Task requirements: Each line below must be reproduced exactly as it stands. Pictures stay out of the copy.

Segment Start: Supplied records

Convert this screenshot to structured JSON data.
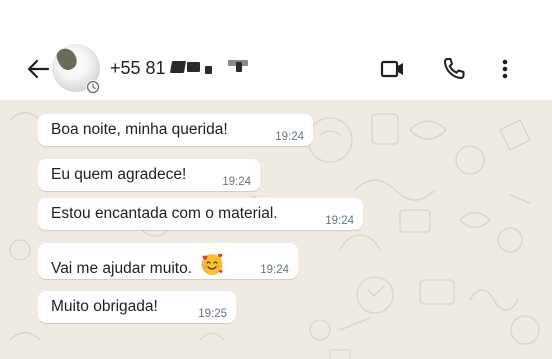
{
  "header": {
    "contact_prefix": "+55 81",
    "contact_redacted": true
  },
  "messages": [
    {
      "text": "Boa noite, minha querida!",
      "time": "19:24"
    },
    {
      "text": "Eu quem agradece!",
      "time": "19:24"
    },
    {
      "text": "Estou encantada com o material.",
      "time": "19:24"
    },
    {
      "text": "Vai me ajudar muito.",
      "time": "19:24",
      "emoji": "smiling-face-with-hearts"
    },
    {
      "text": "Muito obrigada!",
      "time": "19:25"
    }
  ],
  "icons": {
    "back": "arrow-left-icon",
    "video": "video-call-icon",
    "phone": "phone-icon",
    "menu": "more-vert-icon"
  },
  "colors": {
    "chat_background": "#efeae2",
    "bubble": "#ffffff",
    "timestamp": "#667781"
  }
}
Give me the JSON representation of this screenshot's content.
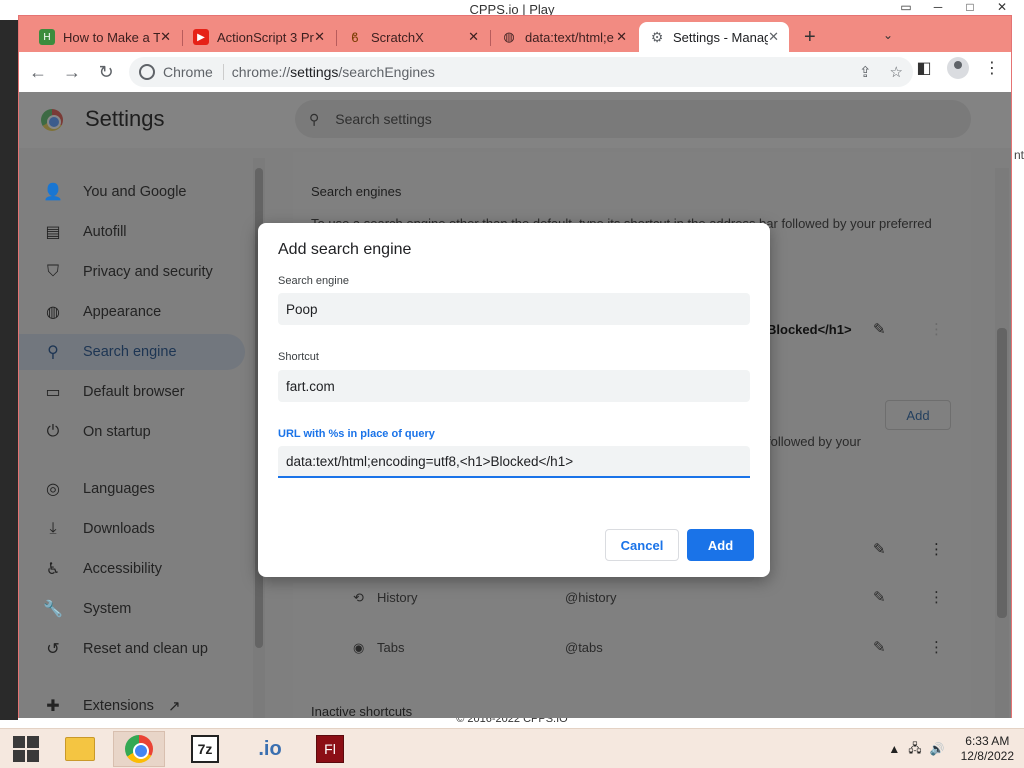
{
  "background": {
    "window_title": "CPPS.io | Play",
    "right_partial_text": "nt",
    "footer": "© 2016-2022 CPPS.IO",
    "controls": [
      "▭",
      "─",
      "□",
      "✕"
    ]
  },
  "tabs": [
    {
      "label": "How to Make a T",
      "icon": "green-logo-icon"
    },
    {
      "label": "ActionScript 3 Pr",
      "icon": "youtube-icon"
    },
    {
      "label": "ScratchX",
      "icon": "scratchx-icon"
    },
    {
      "label": "data:text/html;e",
      "icon": "globe-icon"
    },
    {
      "label": "Settings - Manag",
      "icon": "gear-icon"
    }
  ],
  "toolbar": {
    "back": "←",
    "forward": "→",
    "reload": "↻",
    "site_label": "Chrome",
    "url_scheme": "chrome://",
    "url_host": "settings",
    "url_path": "/searchEngines",
    "new_tab": "+",
    "tab_menu": "⌄"
  },
  "settings": {
    "title": "Settings",
    "search_placeholder": "Search settings",
    "nav": [
      {
        "label": "You and Google",
        "icon": "👤"
      },
      {
        "label": "Autofill",
        "icon": "▤"
      },
      {
        "label": "Privacy and security",
        "icon": "⛉"
      },
      {
        "label": "Appearance",
        "icon": "◍"
      },
      {
        "label": "Search engine",
        "icon": "⚲"
      },
      {
        "label": "Default browser",
        "icon": "▭"
      },
      {
        "label": "On startup",
        "icon": "⏻"
      },
      {
        "label": "Languages",
        "icon": "◎"
      },
      {
        "label": "Downloads",
        "icon": "⤓"
      },
      {
        "label": "Accessibility",
        "icon": "♿"
      },
      {
        "label": "System",
        "icon": "🔧"
      },
      {
        "label": "Reset and clean up",
        "icon": "↺"
      },
      {
        "label": "Extensions",
        "icon": "✚",
        "extra": "↗"
      }
    ],
    "selected_nav": "Search engine",
    "section_title": "Search engines",
    "section_desc": "To use a search engine other than the default, type its shortcut in the address bar followed by your preferred",
    "fragment_blocked": "Blocked</h1>",
    "fragment_followed": "followed by your",
    "add_button": "Add",
    "rows": [
      {
        "icon": "⟲",
        "name": "History",
        "key": "@history"
      },
      {
        "icon": "◉",
        "name": "Tabs",
        "key": "@tabs"
      }
    ],
    "inactive_shortcuts": "Inactive shortcuts"
  },
  "dialog": {
    "title": "Add search engine",
    "engine_label": "Search engine",
    "engine_value": "Poop",
    "shortcut_label": "Shortcut",
    "shortcut_value": "fart.com",
    "url_label": "URL with %s in place of query",
    "url_value": "data:text/html;encoding=utf8,<h1>Blocked</h1>",
    "cancel": "Cancel",
    "add": "Add"
  },
  "taskbar": {
    "time": "6:33 AM",
    "date": "12/8/2022",
    "z7_label": "7z",
    "io_label": ".io",
    "fl_label": "Fl",
    "tray_chevron": "▲",
    "network": "🖧",
    "volume": "🔊"
  },
  "colors": {
    "accent": "#1a73e8",
    "tab_bar": "#f28b82",
    "overlay": "#7f7f7f"
  }
}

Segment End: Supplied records

Task answer:
Convert this screenshot to structured JSON data.
{
  "header": {
    "contact_prefix": "+55 81",
    "contact_redacted": true
  },
  "messages": [
    {
      "text": "Boa noite, minha querida!",
      "time": "19:24"
    },
    {
      "text": "Eu quem agradece!",
      "time": "19:24"
    },
    {
      "text": "Estou encantada com o material.",
      "time": "19:24"
    },
    {
      "text": "Vai me ajudar muito.",
      "time": "19:24",
      "emoji": "smiling-face-with-hearts"
    },
    {
      "text": "Muito obrigada!",
      "time": "19:25"
    }
  ],
  "icons": {
    "back": "arrow-left-icon",
    "video": "video-call-icon",
    "phone": "phone-icon",
    "menu": "more-vert-icon"
  },
  "colors": {
    "chat_background": "#efeae2",
    "bubble": "#ffffff",
    "timestamp": "#667781"
  }
}
Give me the JSON representation of this screenshot's content.
{
  "background": {
    "window_title": "CPPS.io | Play",
    "right_partial_text": "nt",
    "footer": "© 2016-2022 CPPS.IO",
    "controls": [
      "▭",
      "─",
      "□",
      "✕"
    ]
  },
  "tabs": [
    {
      "label": "How to Make a T",
      "icon": "green-logo-icon"
    },
    {
      "label": "ActionScript 3 Pr",
      "icon": "youtube-icon"
    },
    {
      "label": "ScratchX",
      "icon": "scratchx-icon"
    },
    {
      "label": "data:text/html;e",
      "icon": "globe-icon"
    },
    {
      "label": "Settings - Manag",
      "icon": "gear-icon"
    }
  ],
  "toolbar": {
    "back": "←",
    "forward": "→",
    "reload": "↻",
    "site_label": "Chrome",
    "url_scheme": "chrome://",
    "url_host": "settings",
    "url_path": "/searchEngines",
    "new_tab": "+",
    "tab_menu": "⌄"
  },
  "settings": {
    "title": "Settings",
    "search_placeholder": "Search settings",
    "nav": [
      {
        "label": "You and Google",
        "icon": "👤"
      },
      {
        "label": "Autofill",
        "icon": "▤"
      },
      {
        "label": "Privacy and security",
        "icon": "⛉"
      },
      {
        "label": "Appearance",
        "icon": "◍"
      },
      {
        "label": "Search engine",
        "icon": "⚲"
      },
      {
        "label": "Default browser",
        "icon": "▭"
      },
      {
        "label": "On startup",
        "icon": "⏻"
      },
      {
        "label": "Languages",
        "icon": "◎"
      },
      {
        "label": "Downloads",
        "icon": "⤓"
      },
      {
        "label": "Accessibility",
        "icon": "♿"
      },
      {
        "label": "System",
        "icon": "🔧"
      },
      {
        "label": "Reset and clean up",
        "icon": "↺"
      },
      {
        "label": "Extensions",
        "icon": "✚",
        "extra": "↗"
      }
    ],
    "selected_nav": "Search engine",
    "section_title": "Search engines",
    "section_desc": "To use a search engine other than the default, type its shortcut in the address bar followed by your preferred",
    "fragment_blocked": "Blocked</h1>",
    "fragment_followed": "followed by your",
    "add_button": "Add",
    "rows": [
      {
        "icon": "⟲",
        "name": "History",
        "key": "@history"
      },
      {
        "icon": "◉",
        "name": "Tabs",
        "key": "@tabs"
      }
    ],
    "inactive_shortcuts": "Inactive shortcuts"
  },
  "dialog": {
    "title": "Add search engine",
    "engine_label": "Search engine",
    "engine_value": "Poop",
    "shortcut_label": "Shortcut",
    "shortcut_value": "fart.com",
    "url_label": "URL with %s in place of query",
    "url_value": "data:text/html;encoding=utf8,<h1>Blocked</h1>",
    "cancel": "Cancel",
    "add": "Add"
  },
  "taskbar": {
    "time": "6:33 AM",
    "date": "12/8/2022",
    "z7_label": "7z",
    "io_label": ".io",
    "fl_label": "Fl",
    "tray_chevron": "▲",
    "network": "🖧",
    "volume": "🔊"
  },
  "colors": {
    "accent": "#1a73e8",
    "tab_bar": "#f28b82",
    "overlay": "#7f7f7f"
  }
}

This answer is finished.